Keep an eye out for trade fairs and exhibitions if traveling to a city that commonly hosts them, such as Frankfurt or Leipzig. Accommodation will be much more expensive during these events (and scarce).
As popular as it is, if you don’t have an interest in Oktoberfest, it’s best to steer clear of Munich during this time. Everything will be more expensive – that being said, it’s totally worth it and an a super-fun thing to experience, if it’s up your alley.
If you’re taking the train in Germany, book your ICE tickets as far in advance as possible to save. And book them directly from the site – no need for third party fees.
Eat out for lunch and stay in for dinner, as many times lunch menus will be less expensive. If you’re in a major city, stay away from restaurants on the main roads. Opt instead for places on side streets. A general rule of thumb I have is not to eat at places that have pictures of the food outside – these are generally tourist traps and prices are super-inflated.
Purchase city passes if you plan on hitting a lot of tourist sites.
Search on Pinterest: ‘Free Things To Do In….’ There are a ton of great resources out there from travel bloggers, and Pinterest is where you want to search.
Take a free walking tour or self-guided walking tour.
covid resources for germany
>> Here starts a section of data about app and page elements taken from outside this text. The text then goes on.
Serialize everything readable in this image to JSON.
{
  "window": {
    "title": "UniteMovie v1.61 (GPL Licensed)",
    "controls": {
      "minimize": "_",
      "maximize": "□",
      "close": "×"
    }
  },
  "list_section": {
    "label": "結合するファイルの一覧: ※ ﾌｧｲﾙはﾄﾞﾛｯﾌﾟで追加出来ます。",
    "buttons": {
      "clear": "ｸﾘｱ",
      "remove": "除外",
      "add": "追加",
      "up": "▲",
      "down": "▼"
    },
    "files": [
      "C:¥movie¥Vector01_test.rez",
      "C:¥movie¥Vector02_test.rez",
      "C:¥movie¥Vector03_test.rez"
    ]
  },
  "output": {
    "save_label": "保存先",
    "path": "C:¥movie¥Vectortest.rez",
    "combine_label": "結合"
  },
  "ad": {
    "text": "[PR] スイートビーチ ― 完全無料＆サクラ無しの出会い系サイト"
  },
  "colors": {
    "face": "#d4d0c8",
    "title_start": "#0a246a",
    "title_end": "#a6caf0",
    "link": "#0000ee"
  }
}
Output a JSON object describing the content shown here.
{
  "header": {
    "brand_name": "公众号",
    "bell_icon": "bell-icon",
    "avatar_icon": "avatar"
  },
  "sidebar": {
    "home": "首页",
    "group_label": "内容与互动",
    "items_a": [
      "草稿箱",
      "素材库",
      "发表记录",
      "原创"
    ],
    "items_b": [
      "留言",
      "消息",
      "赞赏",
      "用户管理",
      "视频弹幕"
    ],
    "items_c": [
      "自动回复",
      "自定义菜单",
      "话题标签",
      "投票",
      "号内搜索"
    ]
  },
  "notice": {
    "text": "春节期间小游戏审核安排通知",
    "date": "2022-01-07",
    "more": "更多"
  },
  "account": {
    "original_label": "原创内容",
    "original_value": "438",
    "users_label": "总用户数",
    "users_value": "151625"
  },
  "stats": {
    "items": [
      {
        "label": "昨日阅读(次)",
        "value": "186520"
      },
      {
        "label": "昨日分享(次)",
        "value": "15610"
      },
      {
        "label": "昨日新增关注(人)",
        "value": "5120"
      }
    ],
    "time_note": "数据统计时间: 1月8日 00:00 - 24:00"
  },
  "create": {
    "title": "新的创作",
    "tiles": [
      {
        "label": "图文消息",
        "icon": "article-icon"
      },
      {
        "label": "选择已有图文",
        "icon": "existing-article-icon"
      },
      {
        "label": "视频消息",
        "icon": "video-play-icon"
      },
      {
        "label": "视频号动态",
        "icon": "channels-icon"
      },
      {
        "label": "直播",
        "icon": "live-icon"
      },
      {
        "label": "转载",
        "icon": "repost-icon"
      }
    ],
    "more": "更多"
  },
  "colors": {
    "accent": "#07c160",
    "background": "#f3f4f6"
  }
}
Before making any travel reservations, be sure to check the COVID restrictions currently implemented in Germany. Be aware that things are subject to change with no notice and that most travel insurance companies do not cover COVID-19 for cancellations or treatment. Travel safely, wear a mask, socially distance, and follow all local regulations.